Was the second Steve Jobs era of Apple executed masterfully? Yes. Did Steve Jobs' beautiful vision, taste, and marketing catalyze our journey back from Windows to Mac? Yes. Did Steve Jobs hire outstanding talent in order to re-gain an edge over Microsoft? Yes. Did Steve Jobs advance innumerable concepts, such as seamless hardware/software integration and uber-simple functionality? Yes. Was he the most important man of the century to date? Yes, I believe he was.
But that does not change the fact that everything he accomplished was — at its core — a beautifully and fortunately timed sequence of events that were built upon technological breakthroughs that he did not create.
And that is why AAPL shareholders like me need to be scared right now.
Everything that Steve Jobs brought to the company is still there — beautiful design, simplicity, retail stores, hardware/software fusion, and the list goes on. But it’s not the "magic" of Steve Jobs that is missing today. It’s the absence of any technological sea changes. And if he were alive today, he would be struggling with this very issue.
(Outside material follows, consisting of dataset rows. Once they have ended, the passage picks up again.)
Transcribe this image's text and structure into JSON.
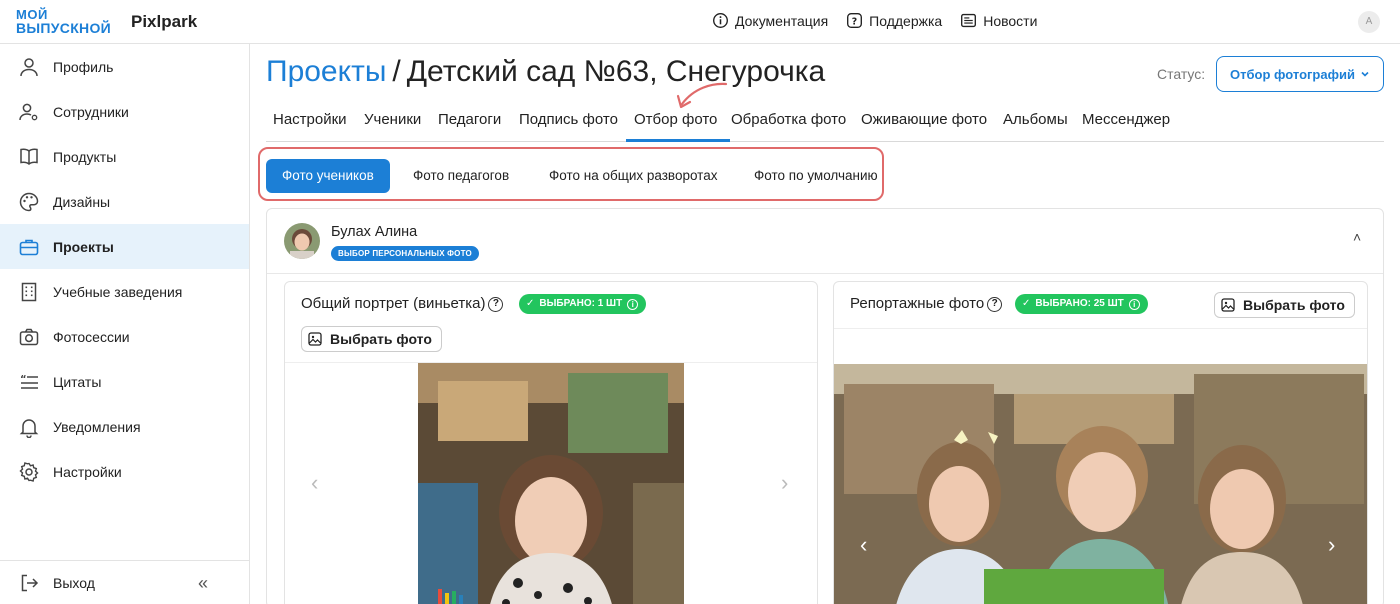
{
  "header": {
    "logo_line1": "МОЙ",
    "logo_line2": "ВЫПУСКНОЙ",
    "brand": "Pixlpark",
    "nav": [
      {
        "label": "Документация",
        "icon": "info-icon"
      },
      {
        "label": "Поддержка",
        "icon": "help-icon"
      },
      {
        "label": "Новости",
        "icon": "news-icon"
      }
    ],
    "avatar_letter": "A"
  },
  "sidebar": {
    "items": [
      {
        "label": "Профиль",
        "icon": "user-icon",
        "active": false
      },
      {
        "label": "Сотрудники",
        "icon": "staff-icon",
        "active": false
      },
      {
        "label": "Продукты",
        "icon": "book-icon",
        "active": false
      },
      {
        "label": "Дизайны",
        "icon": "palette-icon",
        "active": false
      },
      {
        "label": "Проекты",
        "icon": "briefcase-icon",
        "active": true
      },
      {
        "label": "Учебные заведения",
        "icon": "building-icon",
        "active": false
      },
      {
        "label": "Фотосессии",
        "icon": "camera-icon",
        "active": false
      },
      {
        "label": "Цитаты",
        "icon": "quote-icon",
        "active": false
      },
      {
        "label": "Уведомления",
        "icon": "bell-icon",
        "active": false
      },
      {
        "label": "Настройки",
        "icon": "gear-icon",
        "active": false
      }
    ],
    "logout": "Выход",
    "collapse": "«"
  },
  "page": {
    "breadcrumb": "Проекты",
    "separator": "/",
    "project_name": "Детский сад №63, Снегурочка",
    "status_label": "Статус:",
    "status_value": "Отбор фотографий"
  },
  "tabs": [
    "Настройки",
    "Ученики",
    "Педагоги",
    "Подпись фото",
    "Отбор фото",
    "Обработка фото",
    "Оживающие фото",
    "Альбомы",
    "Мессенджер"
  ],
  "active_tab": "Отбор фото",
  "subtabs": [
    "Фото учеников",
    "Фото педагогов",
    "Фото на общих разворотах",
    "Фото по умолчанию"
  ],
  "active_subtab": "Фото учеников",
  "student": {
    "name": "Булах Алина",
    "badge": "ВЫБОР ПЕРСОНАЛЬНЫХ ФОТО"
  },
  "panels": [
    {
      "title": "Общий портрет (виньетка)",
      "selected": "ВЫБРАНО: 1 ШТ",
      "button": "Выбрать фото"
    },
    {
      "title": "Репортажные фото",
      "selected": "ВЫБРАНО: 25 ШТ",
      "button": "Выбрать фото"
    }
  ],
  "colors": {
    "accent": "#1c7fd6",
    "success": "#22c55e",
    "highlight": "#e06a6a",
    "active_bg": "#e6f2fb"
  }
}
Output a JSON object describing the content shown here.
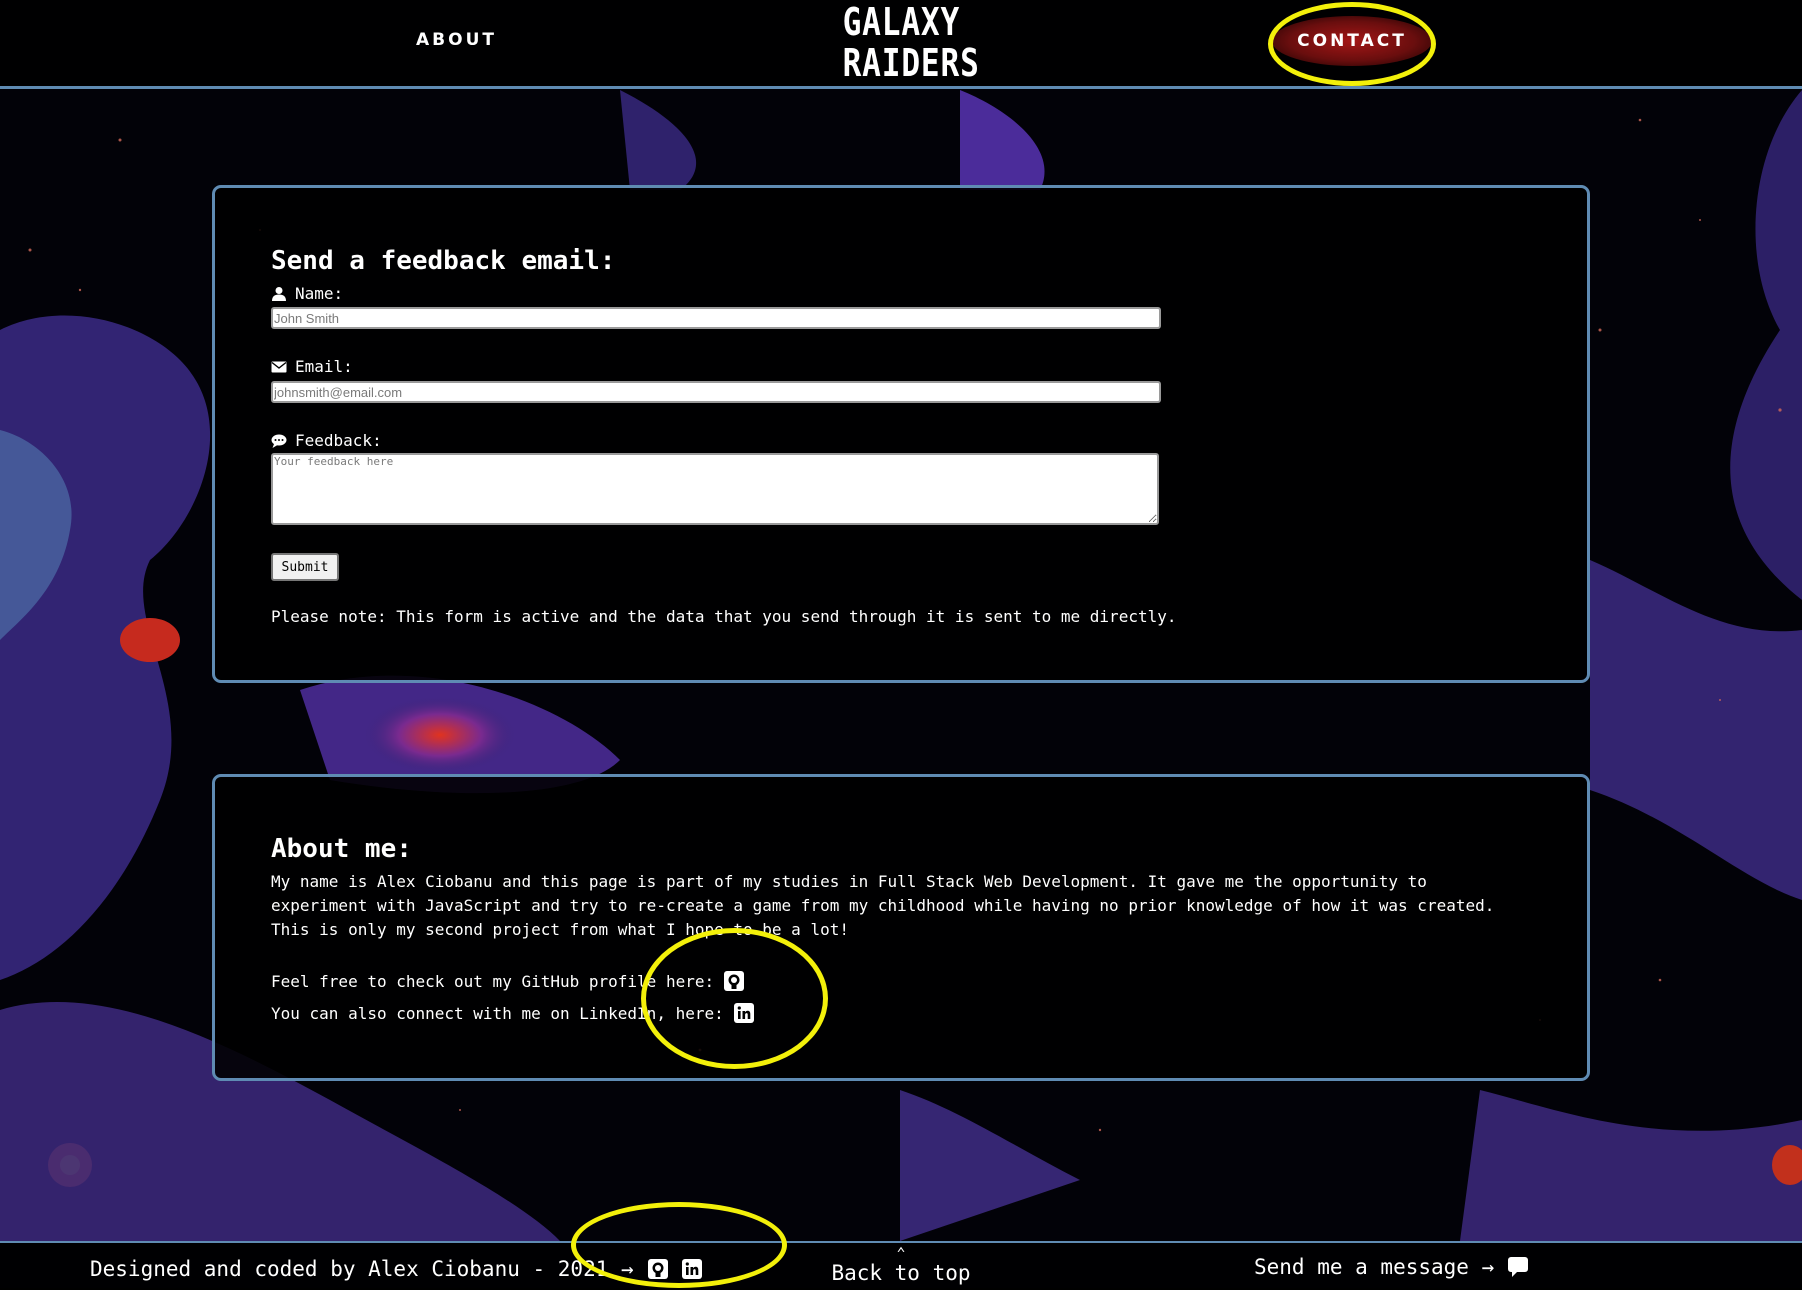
{
  "nav": {
    "about": "ABOUT",
    "logo_line1": "GALAXY",
    "logo_line2": "RAIDERS",
    "contact": "CONTACT"
  },
  "form": {
    "title": "Send a feedback email:",
    "name_label": "Name:",
    "name_placeholder": "John Smith",
    "email_label": "Email:",
    "email_placeholder": "johnsmith@email.com",
    "feedback_label": "Feedback:",
    "feedback_placeholder": "Your feedback here",
    "submit": "Submit",
    "note": "Please note: This form is active and the data that you send through it is sent to me directly."
  },
  "about": {
    "title": "About me:",
    "body": "My name is Alex Ciobanu and this page is part of my studies in Full Stack Web Development. It gave me the opportunity to experiment with JavaScript and try to re-create a game from my childhood while having no prior knowledge of how it was created. This is only my second project from what I hope to be a lot!",
    "github_line": "Feel free to check out my GitHub profile here:",
    "linkedin_line": "You can also connect with me on LinkedIn, here:"
  },
  "footer": {
    "credit": "Designed and coded by Alex Ciobanu - 2021 →",
    "back_to_top": "Back to top",
    "message": "Send me a message →"
  },
  "icons": {
    "user": "user-icon",
    "envelope": "envelope-icon",
    "comment": "comment-icon",
    "github": "github-icon",
    "linkedin": "linkedin-icon",
    "chat": "chat-bubble-icon",
    "caret": "caret-up-icon"
  },
  "colors": {
    "accent_border": "#5f8bb3",
    "highlight": "#f3f00a",
    "contact_glow": "#a31616",
    "nebula_purple": "#4b2c9a",
    "nebula_red": "#d32a1f"
  }
}
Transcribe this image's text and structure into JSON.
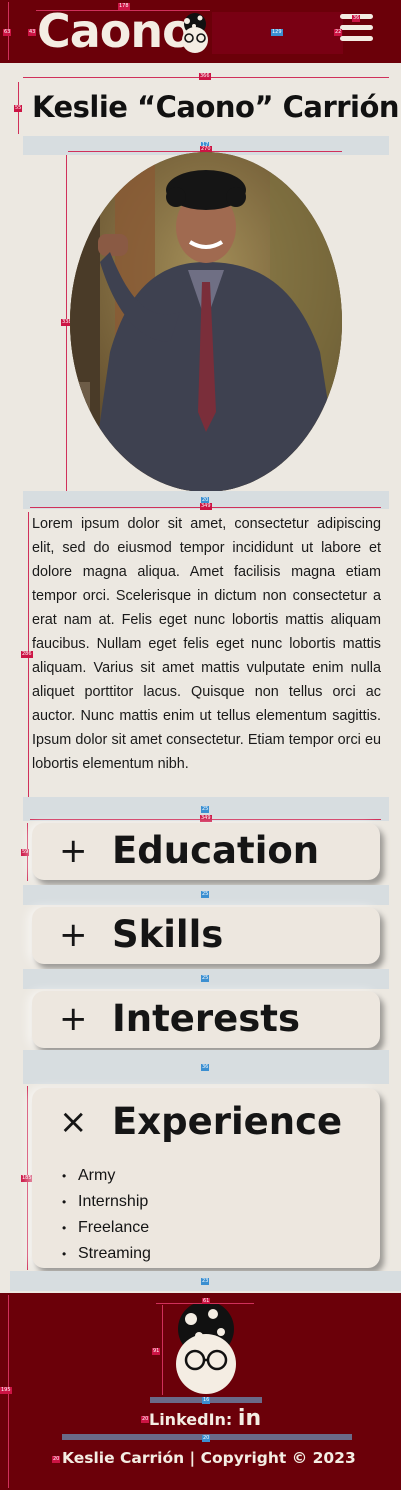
{
  "header": {
    "logo_text": "Caono",
    "menu_icon": "hamburger-icon",
    "brand_color": "#6b0009"
  },
  "measure": {
    "header_height": "63",
    "logo_width": "178",
    "logo_height": "43",
    "highlight_width": "129",
    "menu_width": "36",
    "menu_height": "22",
    "title_width": "366",
    "title_height": "55",
    "gap_photo": "17",
    "photo_width": "270",
    "photo_height": "338",
    "gap_bio": "20",
    "bio_width": "349",
    "bio_height": "286",
    "gap_1": "25",
    "acc_width": "349",
    "acc_height": "59",
    "gap_2": "25",
    "gap_3": "25",
    "gap_4": "36",
    "exp_height": "185",
    "gap_5": "23",
    "footer_height": "195",
    "ft_face_w": "61",
    "ft_face_h": "91",
    "ft_gap": "16",
    "link_h": "20",
    "ft_gap2": "20",
    "copy_h": "20"
  },
  "title": "Keslie “Caono” Carrión",
  "photo_alt": "Portrait photo",
  "bio": "Lorem ipsum dolor sit amet, consectetur adipiscing elit, sed do eiusmod tempor incididunt ut labore et dolore magna aliqua. Amet facilisis magna etiam tempor orci. Scelerisque in dictum non consectetur a erat nam at. Felis eget nunc lobortis mattis aliquam faucibus. Nullam eget felis eget nunc lobortis mattis aliquam. Varius sit amet mattis vulputate enim nulla aliquet porttitor lacus. Quisque non tellus orci ac auctor. Nunc mattis enim ut tellus elementum sagittis. Ipsum dolor sit amet consectetur. Etiam tempor orci eu lobortis elementum nibh.",
  "sections": {
    "education": {
      "symbol": "+",
      "label": "Education"
    },
    "skills": {
      "symbol": "+",
      "label": "Skills"
    },
    "interests": {
      "symbol": "+",
      "label": "Interests"
    },
    "experience": {
      "symbol": "×",
      "label": "Experience",
      "items": [
        "Army",
        "Internship",
        "Freelance",
        "Streaming"
      ]
    }
  },
  "footer": {
    "linkedin_label": "LinkedIn:",
    "linkedin_icon": "in",
    "copyright": "Keslie Carrión | Copyright © 2023"
  }
}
Hard drives are now infinitely big. Microchips are almost infinitely small. And everybody is connected. We are entering a world of iteration and optimization, but the breakthroughs are behind us. We are lucky that Steve Jobs returned to Apple just in time and brought his masterful execution, cohesiveness, and marketing to layer upon these breakthroughs. But he didn’t create them. We saw it with the Internet, hard drives, and then we saw it with phones.
Like all great entrepreneurs, he was in the right place at the right time. And he took advantage of it better than anyone.
And as an Apple fanboy, it kills me to cast an imperfect light on our most inspiring of heroes. But I’m also an Apple shareholder who owes it to himself to look deeper at the company, its past, and its future. The company trades at a relatively attractive P/E multiple. And people will probably buy the rumored television set simply because of the logo on it. So I’m not going to bail just yet.
But make no mistake about why share prices have lost momentum. The panic is real. There are real problems with Apple. They are problems that Steve Jobs would not be able to solve today. Just as he would not have been able to navigate the 1985 – 1996 period.
Steve Jobs was lucky to be gone during those bitter 12 years. And Tim Cook is unlucky to have inherited this company at precisely the wrong time.
[Image courtesy Vectorportal]